The British Museum/BBC co-production A History of the World in 100 Objects (weekdays, Radio 4, 9.45am) - each 15-minute programme examining one object in the museum's collection - got off to the sweetest of starts with the director of the BM, Neil MacGregor, musing over a coffin containing the mummy of a priest from Thebes: "240BC . . . He is his own document." MacGregor said the casket had been designed as a time machine, in which the priest would weave through space to meet his heroes. "But, let's face it," he added, "Bloomsbury might have been a bit of a disappointment."
All this was taking place with the sounds of the museum behind him, people marching down corridors and pointing things out to their companions. It seemed that MacGregor was very much speaking off the cuff (he has real ease), although surely it was all pretty tightly scripted - certainly, he never once reached for the erms and pauses most of us scuttle behind. The same couldn't be said for some of the expert witnesses brought on for variety. "I think what probably happened around 100,000 years ago is that different bits of the brain got connected together in a new way," explained one; a little woolly, I'd say. "So, like, they could . . . combine what they know about nature with what they know about making things." But that was OK. Possibly he was distracted by the noise around him - all the new multimedia exhibits and whatnot.
Much as I appreciate the ever-evolving British Museum, there really is very little in life more comforting than a place to which nothing has been done since you, the visitor, were nine years old.

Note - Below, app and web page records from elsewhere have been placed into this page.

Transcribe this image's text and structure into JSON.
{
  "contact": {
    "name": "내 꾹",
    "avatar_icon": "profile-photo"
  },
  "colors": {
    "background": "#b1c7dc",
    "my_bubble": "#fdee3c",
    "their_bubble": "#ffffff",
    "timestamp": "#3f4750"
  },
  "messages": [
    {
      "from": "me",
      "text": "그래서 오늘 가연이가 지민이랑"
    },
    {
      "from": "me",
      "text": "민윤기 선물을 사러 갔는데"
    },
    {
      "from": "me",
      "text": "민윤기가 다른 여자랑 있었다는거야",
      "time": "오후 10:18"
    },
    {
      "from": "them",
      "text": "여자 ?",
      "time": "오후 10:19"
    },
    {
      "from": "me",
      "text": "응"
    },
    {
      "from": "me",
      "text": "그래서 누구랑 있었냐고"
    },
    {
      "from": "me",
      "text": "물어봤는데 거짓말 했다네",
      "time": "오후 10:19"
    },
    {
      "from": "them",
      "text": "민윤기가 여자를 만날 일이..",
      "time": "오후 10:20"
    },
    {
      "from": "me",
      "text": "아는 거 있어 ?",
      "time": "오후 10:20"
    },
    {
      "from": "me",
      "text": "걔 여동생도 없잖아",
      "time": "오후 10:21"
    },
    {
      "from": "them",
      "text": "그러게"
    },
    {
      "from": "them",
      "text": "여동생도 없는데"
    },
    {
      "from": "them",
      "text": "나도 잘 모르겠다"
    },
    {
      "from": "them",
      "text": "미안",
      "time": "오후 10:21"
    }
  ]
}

Hence the popularity of the Angus Steak House. "Here is not a bad place to tell a world history," proclaimed MacGregor, reminding me of a story I once heard Simon Jenkins tell of two tourists asking him, on the steps of the British Museum, where the British Museum was. "Well, it's here," he said, cocking his head backwards. "No," they said, "the British museum - with all the British stuff in it. That place is full of stuff from the rest of the world."
Meanwhile, Chris Evans made his debut in Radio 2's breakfast slot (weekdays, 7am). One assumes the show will become less choreographed, less paranoidly packed with set pieces and items as time goes on, but, at present, Evans is rather too Butlins Redcoat to bear for long. But then I've never fully registered what persona he is trying to project. With most presenters, it's easy. George Lamb, for instance, is just a collection of reflexes. Lauren Laverne's construct is that of a normal, fallible human being. Terry Wogan's persona was actually fairly complicated. By which I mean that if he didn't exist it would have been hard to make him up. But Evans? I struggle to get it. More anon.